Whilst we cannot copy and paste another country’s solutions onto our own unique problems, we can certainly learn from this dramatic shift in public perception. Now sometimes referred to as the ‘Portugal model’ managed to drop the number of heroin users in the country to one quarter of their initial 100,000 users. Portugal now sits firmly on the opposite end of the drug deaths spectrum from Scotland, marking a truly commendable turnaround that we, as a nation, should aspire to.
The reason that I highlight such a case is, again, not to try and mimic their solutions but to instil hope into a situation that seems so dire. Obviously, we need to find our own way out of this mess, which will mean confronting some very ugly demons that haunt our country. Years of austerity and a system that never seems to change the way that we want, or even at all have definitely manifested a defeatist and cynical shared national voice. Acting towards making a real change for the better in our country could take many forms but it is clear that action is needed urgently. The scars of addiction can be felt in most Scottish families and if we carry on like this then soon the damage done will be felt by generations to come. Trauma is never isolated and can often be passed down through families, like a disease that threatens to one day take over your entire life.

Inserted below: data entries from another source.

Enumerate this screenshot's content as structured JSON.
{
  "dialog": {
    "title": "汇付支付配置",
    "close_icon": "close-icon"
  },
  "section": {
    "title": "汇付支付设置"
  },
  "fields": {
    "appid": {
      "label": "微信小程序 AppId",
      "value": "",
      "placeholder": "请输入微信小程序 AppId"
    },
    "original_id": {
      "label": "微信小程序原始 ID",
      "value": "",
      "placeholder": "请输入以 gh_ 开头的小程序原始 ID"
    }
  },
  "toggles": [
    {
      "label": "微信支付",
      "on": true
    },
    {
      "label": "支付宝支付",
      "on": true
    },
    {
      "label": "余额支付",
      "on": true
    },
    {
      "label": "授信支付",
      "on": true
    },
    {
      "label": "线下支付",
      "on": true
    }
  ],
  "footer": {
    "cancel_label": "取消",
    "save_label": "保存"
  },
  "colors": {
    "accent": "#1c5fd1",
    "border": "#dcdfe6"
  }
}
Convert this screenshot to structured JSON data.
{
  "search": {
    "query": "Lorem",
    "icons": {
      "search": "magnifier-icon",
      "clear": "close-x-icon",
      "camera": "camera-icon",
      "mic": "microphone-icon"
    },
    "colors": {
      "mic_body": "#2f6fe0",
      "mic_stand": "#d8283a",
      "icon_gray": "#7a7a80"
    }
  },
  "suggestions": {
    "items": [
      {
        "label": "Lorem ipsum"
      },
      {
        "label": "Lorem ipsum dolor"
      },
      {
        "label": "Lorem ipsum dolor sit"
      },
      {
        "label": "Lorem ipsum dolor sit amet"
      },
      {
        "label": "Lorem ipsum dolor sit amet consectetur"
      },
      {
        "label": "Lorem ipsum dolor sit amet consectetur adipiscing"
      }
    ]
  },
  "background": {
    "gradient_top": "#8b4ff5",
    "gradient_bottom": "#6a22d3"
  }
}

So, with a reported 60,000 people suffering from a drug problem at any given point, what can we do to reverse these figures? The change should first come in attitudes, such as the outdated view of drug related crimes as isolated incidents. The Scottish Government declaring a ‘public health emergency’ and setting up new departments to specifically manage drug related issues is a good start in changing narrative from criminal to health related. Another key step that we will hopefully see more of is the implementation of such services as drug consumption rooms. These facilities aim to provide a safe place for drug users where they can get test kits and are put in immediate contact with support workers. Studies have shown that drug consumption rooms have reduced the number of deaths from overdose, as well as reducing the transmission of drug related blood borne diseases like HIV and hepatis.
Introducing these new facilities as well as increasing funding of drug support services and allocating more governmental resources (as Scotland has begun to do with the creation of the Minister for Drug Policy role). The changing of traditional attitudes may be a harder process to measure, but it would hopefully be brought about by governmental services and charities leading by example. At the end of the day though, drug deaths are not isolated from other social issues. Poverty is shown as being directly correlated with drug use and we have faced increased rates of poverty since the industrialisation of the 1980s. Turning around this trend will be the hardest challenge that modern Scotland has faced. There is no easy answer or clear path out of this situation, with generations of Scots being affected by addiction and drug deaths. Scotland needs to prioritise drug and mental health issues and the government must take drastic action before we reach a point of no return.
Words by Ewan Blacklaw